In June of 2012, I was in Mbeya, Tanzania. One of my friends’ camera was stolen and we went to the police station in hopes of retrieving it.
I had no idea that I would be going headfirst into an experience that would be one of the most influential moments of the entire year.
It’s interesting, now that it’s been about ten months since the incident, it’s still very fresh in my mind. The temperature of the night, the smell of the station, the sketchy overhead lighting are all so clear. The clearest memory of all, however, was near the end of the evening as I walked down the dirt sidewalk with each of my arms around a child, trying not to cry as they cried….
Flash back two hours. I’m standing at the counter in the station as my friend fills out the most absurd police report (why do they want to know your religion when you report something stolen?). It’s just the two of us and two police officers in a small room split in half by a counter. The police officers are lethargic and apathetic… I imagine if there had been a Dunkin Donuts around, they would be extremely frequent patrons. Eventually they summon five people from the dark hallway behind the counter… the suspects.
Five girls, around ages 7-12, stood crying in a line behind the officers.
I’ll admit, at first I thought they were faking it. I thought they were trying to make us feel sorry for them so that we wouldn’t try to find the camera.
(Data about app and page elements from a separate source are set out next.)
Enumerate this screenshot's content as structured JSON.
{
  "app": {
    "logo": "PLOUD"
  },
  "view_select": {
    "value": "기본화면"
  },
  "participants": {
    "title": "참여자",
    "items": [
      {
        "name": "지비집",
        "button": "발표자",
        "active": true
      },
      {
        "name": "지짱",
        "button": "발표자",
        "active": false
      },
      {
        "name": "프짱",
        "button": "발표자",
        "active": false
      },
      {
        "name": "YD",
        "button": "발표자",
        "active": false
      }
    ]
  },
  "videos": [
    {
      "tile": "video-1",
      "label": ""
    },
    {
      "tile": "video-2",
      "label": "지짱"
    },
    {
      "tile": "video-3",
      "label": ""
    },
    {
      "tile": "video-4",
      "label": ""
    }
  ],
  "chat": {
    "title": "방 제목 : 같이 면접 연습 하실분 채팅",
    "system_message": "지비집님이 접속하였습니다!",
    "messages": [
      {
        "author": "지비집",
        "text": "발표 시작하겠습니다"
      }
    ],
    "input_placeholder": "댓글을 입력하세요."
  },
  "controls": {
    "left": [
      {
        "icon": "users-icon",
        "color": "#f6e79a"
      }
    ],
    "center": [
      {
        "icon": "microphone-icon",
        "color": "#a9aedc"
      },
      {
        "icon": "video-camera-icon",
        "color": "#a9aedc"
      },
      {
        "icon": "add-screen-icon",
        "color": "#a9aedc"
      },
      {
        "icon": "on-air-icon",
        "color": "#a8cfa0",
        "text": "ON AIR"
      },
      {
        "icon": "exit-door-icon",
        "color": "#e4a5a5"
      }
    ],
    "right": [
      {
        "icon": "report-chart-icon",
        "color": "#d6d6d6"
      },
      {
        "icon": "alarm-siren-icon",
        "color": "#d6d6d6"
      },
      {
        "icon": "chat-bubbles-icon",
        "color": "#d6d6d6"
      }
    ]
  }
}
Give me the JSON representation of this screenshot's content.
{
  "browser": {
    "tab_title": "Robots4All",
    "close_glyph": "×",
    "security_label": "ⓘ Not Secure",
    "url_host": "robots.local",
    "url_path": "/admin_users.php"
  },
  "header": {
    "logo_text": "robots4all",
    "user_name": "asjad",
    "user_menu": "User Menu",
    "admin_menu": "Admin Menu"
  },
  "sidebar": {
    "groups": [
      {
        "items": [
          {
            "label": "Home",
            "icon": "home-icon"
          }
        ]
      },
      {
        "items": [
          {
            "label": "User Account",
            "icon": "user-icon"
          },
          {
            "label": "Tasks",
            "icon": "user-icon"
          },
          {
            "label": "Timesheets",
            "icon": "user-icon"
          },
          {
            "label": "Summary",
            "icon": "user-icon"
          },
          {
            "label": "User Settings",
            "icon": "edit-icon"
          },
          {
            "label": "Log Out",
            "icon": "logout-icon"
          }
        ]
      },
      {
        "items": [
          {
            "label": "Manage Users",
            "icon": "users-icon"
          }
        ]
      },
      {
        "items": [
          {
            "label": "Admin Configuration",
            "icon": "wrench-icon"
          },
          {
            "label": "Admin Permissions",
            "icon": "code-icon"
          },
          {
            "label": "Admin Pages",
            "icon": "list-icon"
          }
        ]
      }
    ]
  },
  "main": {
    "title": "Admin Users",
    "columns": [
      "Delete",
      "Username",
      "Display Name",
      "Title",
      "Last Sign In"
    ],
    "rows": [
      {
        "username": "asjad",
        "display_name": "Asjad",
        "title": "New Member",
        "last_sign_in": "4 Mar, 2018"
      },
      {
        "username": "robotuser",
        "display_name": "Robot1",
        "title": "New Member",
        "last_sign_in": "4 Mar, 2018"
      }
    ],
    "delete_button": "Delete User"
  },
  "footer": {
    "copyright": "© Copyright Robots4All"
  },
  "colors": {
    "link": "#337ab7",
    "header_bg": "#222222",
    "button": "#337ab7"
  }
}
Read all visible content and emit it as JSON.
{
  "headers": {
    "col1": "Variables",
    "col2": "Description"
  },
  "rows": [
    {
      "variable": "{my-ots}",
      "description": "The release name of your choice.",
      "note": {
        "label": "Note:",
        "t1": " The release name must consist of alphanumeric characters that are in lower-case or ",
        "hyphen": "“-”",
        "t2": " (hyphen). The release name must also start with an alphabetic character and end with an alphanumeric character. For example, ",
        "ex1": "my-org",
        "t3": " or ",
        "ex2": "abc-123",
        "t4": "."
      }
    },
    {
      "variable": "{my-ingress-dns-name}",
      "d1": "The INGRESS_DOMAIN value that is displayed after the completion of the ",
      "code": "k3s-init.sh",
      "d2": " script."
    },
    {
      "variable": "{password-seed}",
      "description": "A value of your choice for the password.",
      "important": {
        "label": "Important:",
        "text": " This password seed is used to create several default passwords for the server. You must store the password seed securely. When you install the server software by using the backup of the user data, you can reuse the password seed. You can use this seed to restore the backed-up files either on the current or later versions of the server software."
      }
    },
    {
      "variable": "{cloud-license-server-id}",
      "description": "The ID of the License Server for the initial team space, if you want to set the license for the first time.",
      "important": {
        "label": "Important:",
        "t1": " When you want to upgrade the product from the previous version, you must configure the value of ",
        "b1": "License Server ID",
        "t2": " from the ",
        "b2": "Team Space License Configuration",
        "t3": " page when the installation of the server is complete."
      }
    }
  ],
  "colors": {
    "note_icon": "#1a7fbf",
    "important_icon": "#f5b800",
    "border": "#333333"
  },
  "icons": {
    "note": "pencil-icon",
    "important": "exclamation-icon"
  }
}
Then I saw one of the officers pull a stick out from under the counter and taunt the girls with it.
The cries grew louder as the officer laughed. My rationale went out the window and I yelled at him that it wasn’t funny. I don’t even know how well he spoke English.
Seconds turns to minutes as we waited for something to happen in that depressing little room. I wonder how often someone walked in there with a question and actually walked out with an answer… something tells me not very often. Time passed. The children got louder. More men came in. There was no sign of the camera.
I’m not sure if the officer was bored or just thought he was funny, but he turned around and smacked one of the little girls across the face.
Can you imagine being slapped by a police officer at 10 years old? Just smacked, right across the face?
I was pissed.
There is no other way to say it. Infuriated maybe, but that police officer was not going to get away with that. Well, at least not without me saying anything.
I yelled at him. I screamed across the counter. I told him that he was abusing the very people he was supposed to be protecting. I told him it wasn’t funny as he laughed in my face.
Some people get really worried when I tell this story because they think I was in a very dangerous position. At the time I had absolutely no thought of danger in my mind. Looking back, that definitely wasn’t the smartest thing to do, but it was a natural reaction.
What would you do if you saw that?
Nothing bad happened to me. Eventually, after a lot of arguing and yelling (somehow the police station filled with people… don’t really remember how that happened) I took the five girls home. Just me. My friends that were with me stayed at the police station for a bit longer as I practically ran to the door, pushing the girls in front of me until we were out of that awful building. I had the two littlest ones right next to me, one under each arm, as we walked back to the area where they lived. One was hyperventilating, and the other was crying softly.
Tears started to stream down my face. I couldn’t help it.
It wasn’t so much that the policeman had hit a child. It was so much more than that. How could there be a country where that was ok? How could there be corruption that manifested itself in the endorsed abuse of a child? How much justice could actually prevail under such leadership?
How will these children ever feel safe and protected if trouble strikes?
I don’t know. I do know that God cares more about them than I do, and if they need someone to get them out of trouble or yell at a stinky mean police officer, he will provide someone to do that.
I found out later that my friends didn’t follow me home because they stayed and prayed for the police officer. How crazy is that? The body of Christ is so diverse, but also complete, that how they responded was completely different than how I responded. But it was needed. He needed to know that God had more for him than to pick on small children. And now he does.
This moment became huge for me because through it I realized that I have a huge passion for justice. In that moment, face to face with injustice, I couldn’t just stand there. I physically couldn’t. I had to move. It’s an important thing to know- what in your life stirs you so much that you MUST react?
When have you seen injustice? What did you do to stop it? What can we do to stop it?